Exercise description
Nothing but the records, copied exactly and stripped of pictures, should be in the answer.

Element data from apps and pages
%%
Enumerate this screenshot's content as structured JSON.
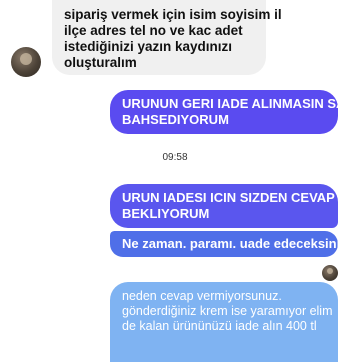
{
  "messages": {
    "incoming_1": {
      "lines": [
        "sipariş vermek için isim soyisim il",
        "ilçe adres tel no ve kac adet",
        "istediğinizi yazın kaydınızı",
        "oluşturalım"
      ]
    },
    "outgoing_1": {
      "lines": [
        "URUNUN GERI IADE ALINMASIN SAN",
        "BAHSEDIYORUM"
      ]
    },
    "timestamp": "09:58",
    "outgoing_2": {
      "lines": [
        "URUN IADESI ICIN SIZDEN CEVAP",
        "BEKLIYORUM"
      ]
    },
    "outgoing_3": {
      "lines": [
        "Ne zaman. paramı. uade edeceksiniz"
      ]
    },
    "outgoing_4": {
      "lines": [
        "neden cevap vermiyorsunuz.",
        "gönderdiğiniz krem ise yaramıyor elim",
        "de kalan  ürününüzü iade alın  400 tl"
      ]
    }
  },
  "colors": {
    "outgoing_purple": "#5a4bf0",
    "outgoing_blue": "#4f6fe8",
    "outgoing_light": "#7fb3f2",
    "incoming_bg": "#f0f0f0"
  }
}
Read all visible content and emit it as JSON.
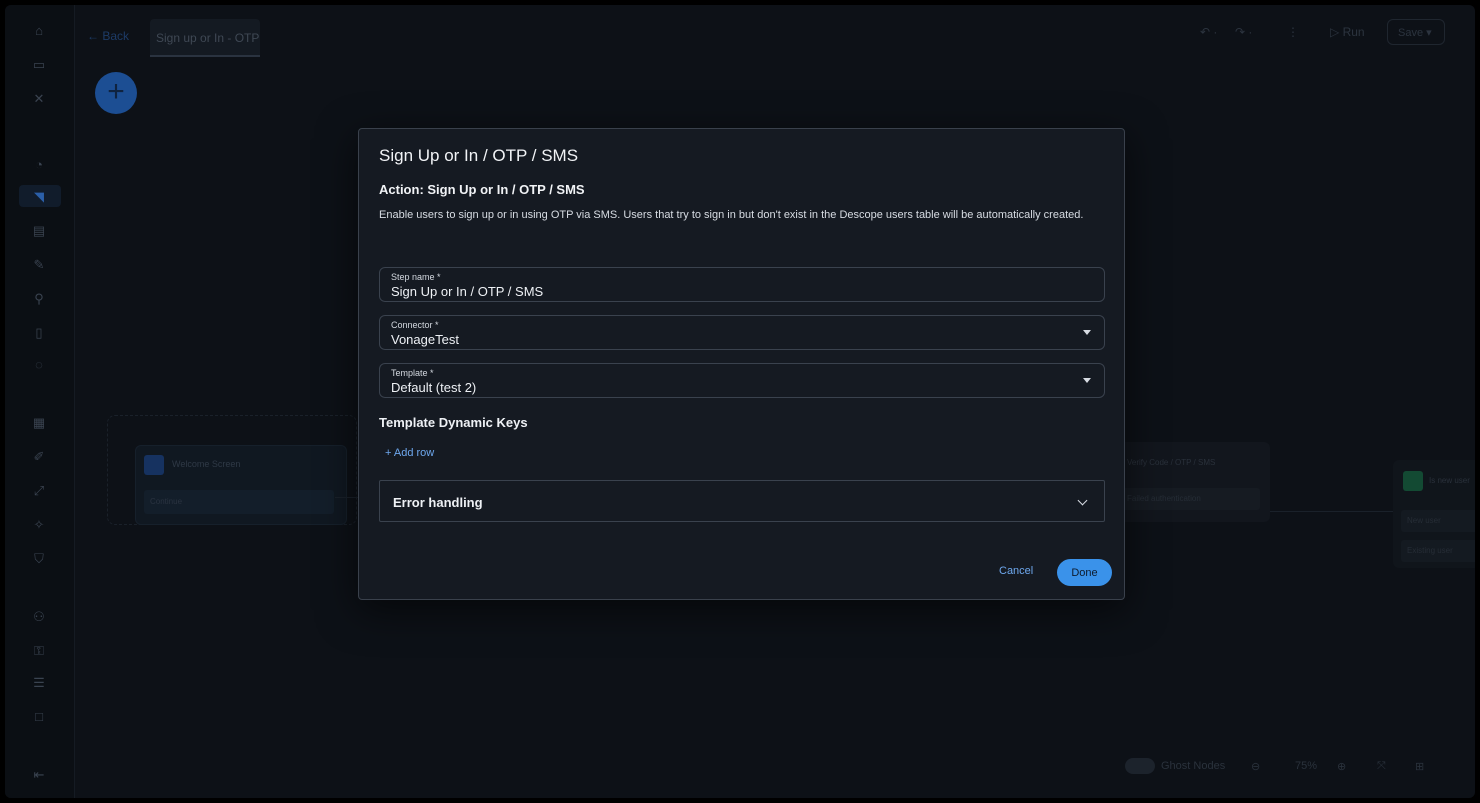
{
  "background": {
    "back_label": "Back",
    "active_tab": "Sign up or In - OTP",
    "top_undo": "undo",
    "top_redo": "redo",
    "run_label": "Run",
    "save_label": "Save",
    "node_welcome_title": "Welcome Screen",
    "node_welcome_row": "Continue",
    "node_verify_title": "Verify Code / OTP / SMS",
    "node_verify_row": "Failed authentication",
    "node_user_title": "Is new user",
    "node_user_row1": "New user",
    "node_user_row2": "Existing user",
    "ghost_nodes_label": "Ghost Nodes",
    "zoom_level": "75%"
  },
  "modal": {
    "title": "Sign Up or In / OTP / SMS",
    "action_title": "Action: Sign Up or In / OTP / SMS",
    "description": "Enable users to sign up or in using OTP via SMS. Users that try to sign in but don't exist in the Descope users table will be automatically created.",
    "step_name": {
      "label": "Step name *",
      "value": "Sign Up or In / OTP / SMS"
    },
    "connector": {
      "label": "Connector *",
      "value": "VonageTest"
    },
    "template": {
      "label": "Template *",
      "value": "Default (test 2)"
    },
    "dynamic_keys_title": "Template Dynamic Keys",
    "add_row_label": "+ Add row",
    "error_handling_label": "Error handling",
    "cancel_label": "Cancel",
    "done_label": "Done"
  },
  "colors": {
    "accent": "#3a92ea",
    "link": "#6ea8ee",
    "modal_bg": "#151a22",
    "page_bg": "#0d1117"
  }
}
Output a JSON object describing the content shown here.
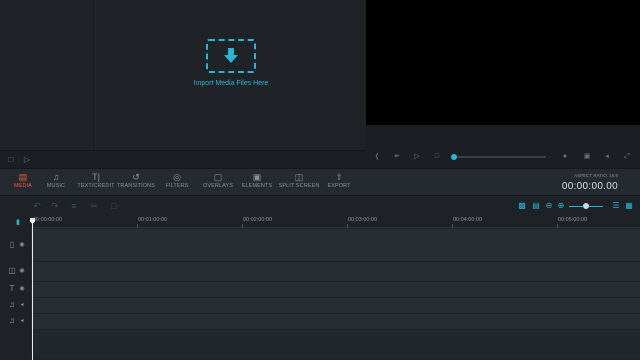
{
  "media": {
    "import_label": "Import Media Files Here",
    "icon": "download-arrow-icon"
  },
  "toolbar": {
    "tools": [
      {
        "label": "MEDIA",
        "icon": "folder-icon",
        "active": true
      },
      {
        "label": "MUSIC",
        "icon": "music-note-icon",
        "active": false
      },
      {
        "label": "TEXT/CREDIT",
        "icon": "text-icon",
        "active": false
      },
      {
        "label": "TRANSITIONS",
        "icon": "transition-icon",
        "active": false
      },
      {
        "label": "FILTERS",
        "icon": "filters-icon",
        "active": false
      },
      {
        "label": "OVERLAYS",
        "icon": "overlays-icon",
        "active": false
      },
      {
        "label": "ELEMENTS",
        "icon": "image-icon",
        "active": false
      },
      {
        "label": "SPLIT SCREEN",
        "icon": "split-screen-icon",
        "active": false
      },
      {
        "label": "EXPORT",
        "icon": "export-icon",
        "active": false
      }
    ],
    "aspect_ratio": "ASPECT RATIO: 16:9",
    "timecode": "00:00:00.00"
  },
  "timeline": {
    "ruler": [
      "00:00:00:00",
      "00:01:00:00",
      "00:02:00:00",
      "00:03:00:00",
      "00:04:00:00",
      "00:05:00:00"
    ],
    "tracks": [
      {
        "icon": "video-track-icon"
      },
      {
        "icon": "pip-track-icon"
      },
      {
        "icon": "text-track-icon"
      },
      {
        "icon": "audio-track-icon"
      },
      {
        "icon": "audio-track-icon"
      }
    ]
  },
  "colors": {
    "accent": "#27b5d6",
    "active_tab": "#ef5a34"
  }
}
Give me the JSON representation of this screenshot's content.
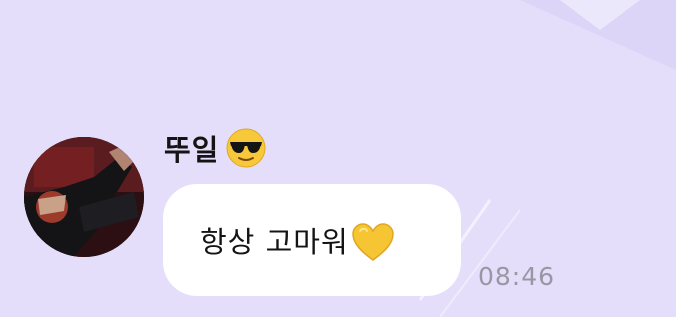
{
  "chat": {
    "sender": {
      "name": "뚜일",
      "name_emoji": "smiling-face-with-sunglasses-icon",
      "avatar": "user-avatar-photo"
    },
    "message": {
      "text": "항상 고마워",
      "emoji": "yellow-heart-icon",
      "time": "08:46"
    }
  },
  "colors": {
    "background": "#e4defa",
    "bubble": "#ffffff",
    "text": "#141414",
    "timestamp": "#9a97a4",
    "heart": "#f6c534"
  }
}
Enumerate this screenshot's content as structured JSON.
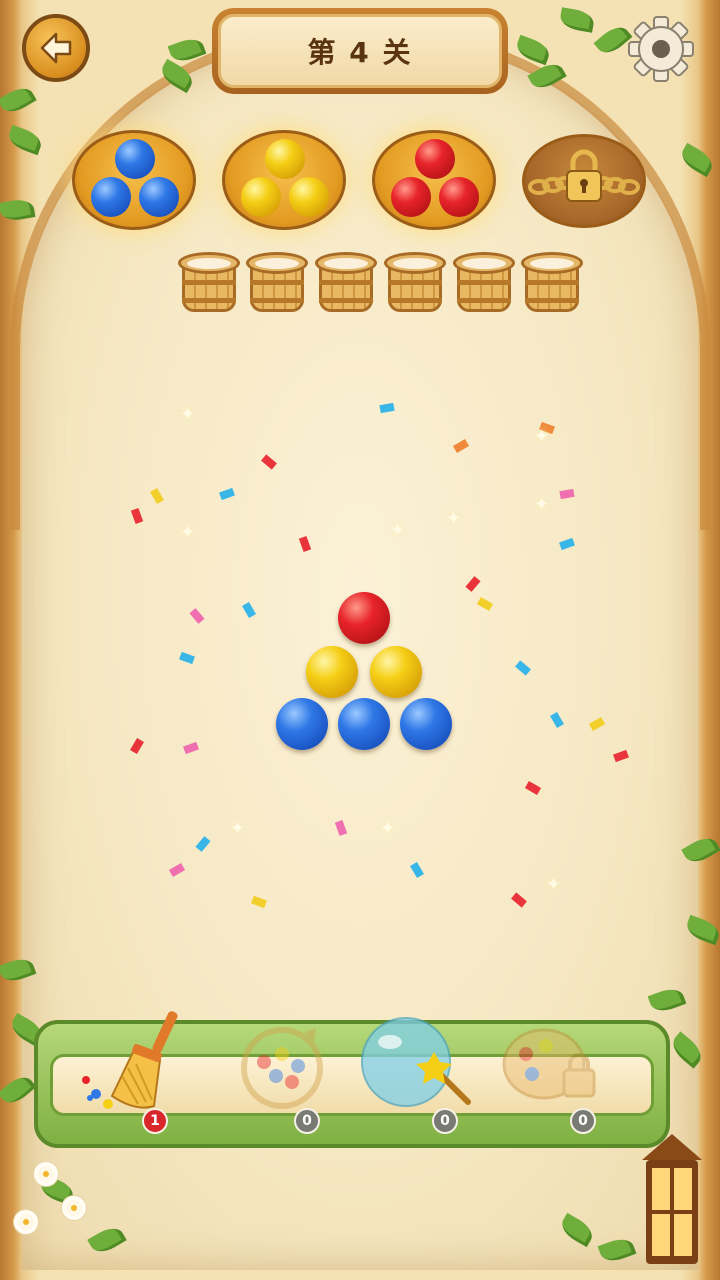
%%
Exercise response
Enumerate this screenshot's content as structured JSON.
{
  "messages": {
    "incoming_1": {
      "lines": [
        "sipariş vermek için isim soyisim il",
        "ilçe adres tel no ve kac adet",
        "istediğinizi yazın kaydınızı",
        "oluşturalım"
      ]
    },
    "outgoing_1": {
      "lines": [
        "URUNUN GERI IADE ALINMASIN SAN",
        "BAHSEDIYORUM"
      ]
    },
    "timestamp": "09:58",
    "outgoing_2": {
      "lines": [
        "URUN IADESI ICIN SIZDEN CEVAP",
        "BEKLIYORUM"
      ]
    },
    "outgoing_3": {
      "lines": [
        "Ne zaman. paramı. uade edeceksiniz"
      ]
    },
    "outgoing_4": {
      "lines": [
        "neden cevap vermiyorsunuz.",
        "gönderdiğiniz krem ise yaramıyor elim",
        "de kalan  ürününüzü iade alın  400 tl"
      ]
    }
  },
  "colors": {
    "outgoing_purple": "#5a4bf0",
    "outgoing_blue": "#4f6fe8",
    "outgoing_light": "#7fb3f2",
    "incoming_bg": "#f0f0f0"
  }
}
Read all visible content and emit it as JSON.
{
  "background": {
    "back_label": "Back",
    "active_tab": "Sign up or In - OTP",
    "top_undo": "undo",
    "top_redo": "redo",
    "run_label": "Run",
    "save_label": "Save",
    "node_welcome_title": "Welcome Screen",
    "node_welcome_row": "Continue",
    "node_verify_title": "Verify Code / OTP / SMS",
    "node_verify_row": "Failed authentication",
    "node_user_title": "Is new user",
    "node_user_row1": "New user",
    "node_user_row2": "Existing user",
    "ghost_nodes_label": "Ghost Nodes",
    "zoom_level": "75%"
  },
  "modal": {
    "title": "Sign Up or In / OTP / SMS",
    "action_title": "Action: Sign Up or In / OTP / SMS",
    "description": "Enable users to sign up or in using OTP via SMS. Users that try to sign in but don't exist in the Descope users table will be automatically created.",
    "step_name": {
      "label": "Step name *",
      "value": "Sign Up or In / OTP / SMS"
    },
    "connector": {
      "label": "Connector *",
      "value": "VonageTest"
    },
    "template": {
      "label": "Template *",
      "value": "Default (test 2)"
    },
    "dynamic_keys_title": "Template Dynamic Keys",
    "add_row_label": "+ Add row",
    "error_handling_label": "Error handling",
    "cancel_label": "Cancel",
    "done_label": "Done"
  },
  "colors": {
    "accent": "#3a92ea",
    "link": "#6ea8ee",
    "modal_bg": "#151a22",
    "page_bg": "#0d1117"
  }
}
Output a JSON object describing the content shown here.
{
  "media": {
    "import_label": "Import Media Files Here",
    "icon": "download-arrow-icon"
  },
  "toolbar": {
    "tools": [
      {
        "label": "MEDIA",
        "icon": "folder-icon",
        "active": true
      },
      {
        "label": "MUSIC",
        "icon": "music-note-icon",
        "active": false
      },
      {
        "label": "TEXT/CREDIT",
        "icon": "text-icon",
        "active": false
      },
      {
        "label": "TRANSITIONS",
        "icon": "transition-icon",
        "active": false
      },
      {
        "label": "FILTERS",
        "icon": "filters-icon",
        "active": false
      },
      {
        "label": "OVERLAYS",
        "icon": "overlays-icon",
        "active": false
      },
      {
        "label": "ELEMENTS",
        "icon": "image-icon",
        "active": false
      },
      {
        "label": "SPLIT SCREEN",
        "icon": "split-screen-icon",
        "active": false
      },
      {
        "label": "EXPORT",
        "icon": "export-icon",
        "active": false
      }
    ],
    "aspect_ratio": "ASPECT RATIO: 16:9",
    "timecode": "00:00:00.00"
  },
  "timeline": {
    "ruler": [
      "00:00:00:00",
      "00:01:00:00",
      "00:02:00:00",
      "00:03:00:00",
      "00:04:00:00",
      "00:05:00:00"
    ],
    "tracks": [
      {
        "icon": "video-track-icon"
      },
      {
        "icon": "pip-track-icon"
      },
      {
        "icon": "text-track-icon"
      },
      {
        "icon": "audio-track-icon"
      },
      {
        "icon": "audio-track-icon"
      }
    ]
  },
  "colors": {
    "accent": "#27b5d6",
    "active_tab": "#ef5a34"
  }
}
Give me the JSON representation of this screenshot's content.
{
  "chat": {
    "sender": {
      "name": "뚜일",
      "name_emoji": "smiling-face-with-sunglasses-icon",
      "avatar": "user-avatar-photo"
    },
    "message": {
      "text": "항상 고마워",
      "emoji": "yellow-heart-icon",
      "time": "08:46"
    }
  },
  "colors": {
    "background": "#e4defa",
    "bubble": "#ffffff",
    "text": "#141414",
    "timestamp": "#9a97a4",
    "heart": "#f6c534"
  }
}
Enumerate this screenshot's content as structured JSON.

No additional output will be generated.